Watt said last fall his policies were so effective that they had ended the Sagebrush Rebellion. Westerners say this overstates both what has happened and Watt's responsibility for it.

Even before Watt and the Reagan administration arrived in Washington, the BLM, to many rebels the symbol of oppressive federal regulation, had begun to change.

"We used to develop our plans pretty much on our own and then present them to people and let them react," said Bill Calkins, a BLM official in Las Vegas. "Now they have an input in the development of the plans."

One of the leaders in this change was Ed Spang, BLM director in Nevada. He took over there during the heat of the rebellion and immediately set about to defuse it.

After extensive consultation with state and county officials, and with users of the land, he established a system of broad-based committees that now help make the decisions on how vast parcels of federal land are managed.

"It's not an advisory board to us," said the BLM's Bob Stewart in Nevada. "The users are leading the effort."

But many westerners are far from satisfied, and they are looking for a new way to achieve their goals. Recently, "privatization" has become the new watchword.

The word "privatization" entered the lexicon of the Sagebrush rebels last year. Steve Hanke, a senior economist on the staff of the president's Council of Economic Advisers, proposed it in a speech in Reno.

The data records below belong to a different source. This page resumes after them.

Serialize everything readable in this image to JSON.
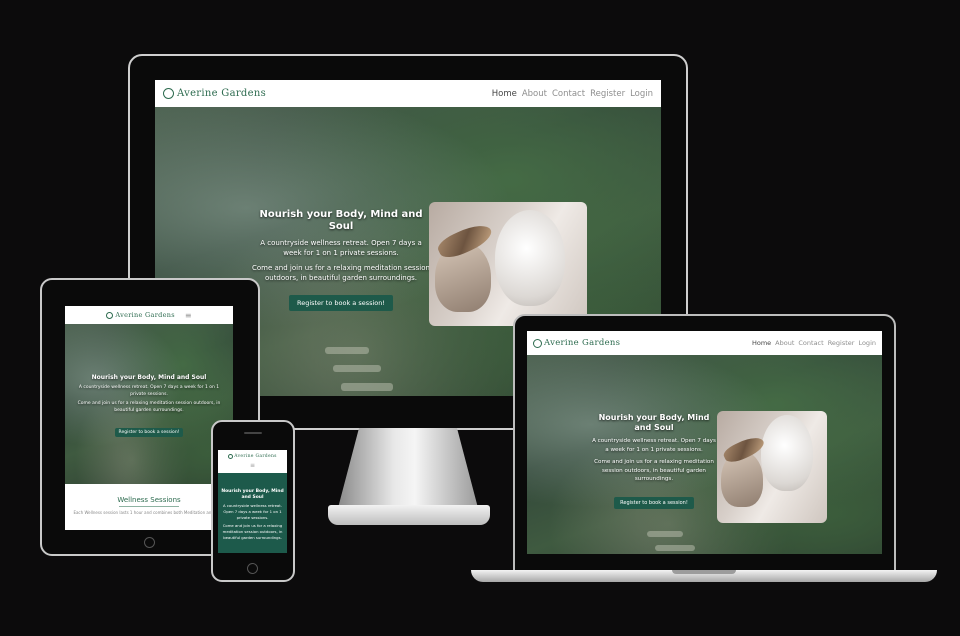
{
  "site": {
    "logo_text": "Averine Gardens",
    "nav": [
      "Home",
      "About",
      "Contact",
      "Register",
      "Login"
    ],
    "hero_title": "Nourish your Body, Mind and Soul",
    "hero_line1": "A countryside wellness retreat. Open 7 days a week for 1 on 1 private sessions.",
    "hero_line2": "Come and join us for a relaxing meditation session outdoors, in beautiful garden surroundings.",
    "cta": "Register to book a session!",
    "section_title": "Wellness Sessions",
    "section_text": "Each Wellness session lasts 1 hour and combines both Meditation and Yoga",
    "burger": "≡"
  },
  "colors": {
    "brand_green": "#2d6b4f",
    "cta_green": "#1e5a4a",
    "background": "#0c0b0c"
  }
}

In its purest form, it means that the federal lands should be sold to private interests. The theory is that private landholders, who have an economic stake in the land, will manage it more productively and efficiently than any level of government.

Some rebels conclude that even state management of their lands would mean unnecessary bureaucracy and red tape. Some Washington officials see it as a way to reduce the budget deficit.

But others in and out of the movement are afraid of the idea. Rhodes is promoting it, but even he says he would support it only with safeguards. He is toying with a formulation that would let ranchers acquire the surface rights to land they have been using, with federal ownership of the mineral rights intact. The states would take over day-to-day management of the land.

Other westerners, fearing that their land would end up in the hands of wealthy foreign investors rather than the ranchers who now use it, are resisting the new scheme. "Some of us feel Dean has been sold a bill of goods in Washington," said one Nevadan in the movement.

Jac Shaw, who acknowledges an interest in the idea, nonetheless has mighty reservations. "An economist can be as narrow-minded as a rancher, a miner or an environmentalist," he said. "All they see is money.... It would be absolutely foolish to dump everything at the highest bid price you could get. This could destroy America. The Arabs could end up owning everything."

Shaw favors a series of experimental programs on small parcels to test various concepts of land management.

Still, opponents of the Sagebrush Rebellion recognize that the movement's new direction may be harder to attack. Gov. Lamm has been an outspoken opponent of the rebellion, vetoing a Sagebrush resolution approved by the state legislature. He says "privatization" is "less audacious" than transferring federal land to the states, but adds, "It is an equally bad idea."

But he fears it could take hold because of economic factors. "The Sagebrush Rebellion sounded good out on the hustings and out in the West, but 'privatization' is going to be harder to deal with."

The Reagan administration has taken tentative steps in this direction, but has hardly embraced the concept, in part because there is no agreement on what it is.

But rebellion leaders justify their interest in the concept on the basis of past experience.

"We've learned the original idea was politically unappealing and probably politically unachievable," said Shaw. "If we hold our head in the sand and say that's all we'll look at, we'd be in the same position we've accused the environmentalists of being in. We want to be ready to see that whatever change comes is one we can all live with and work with."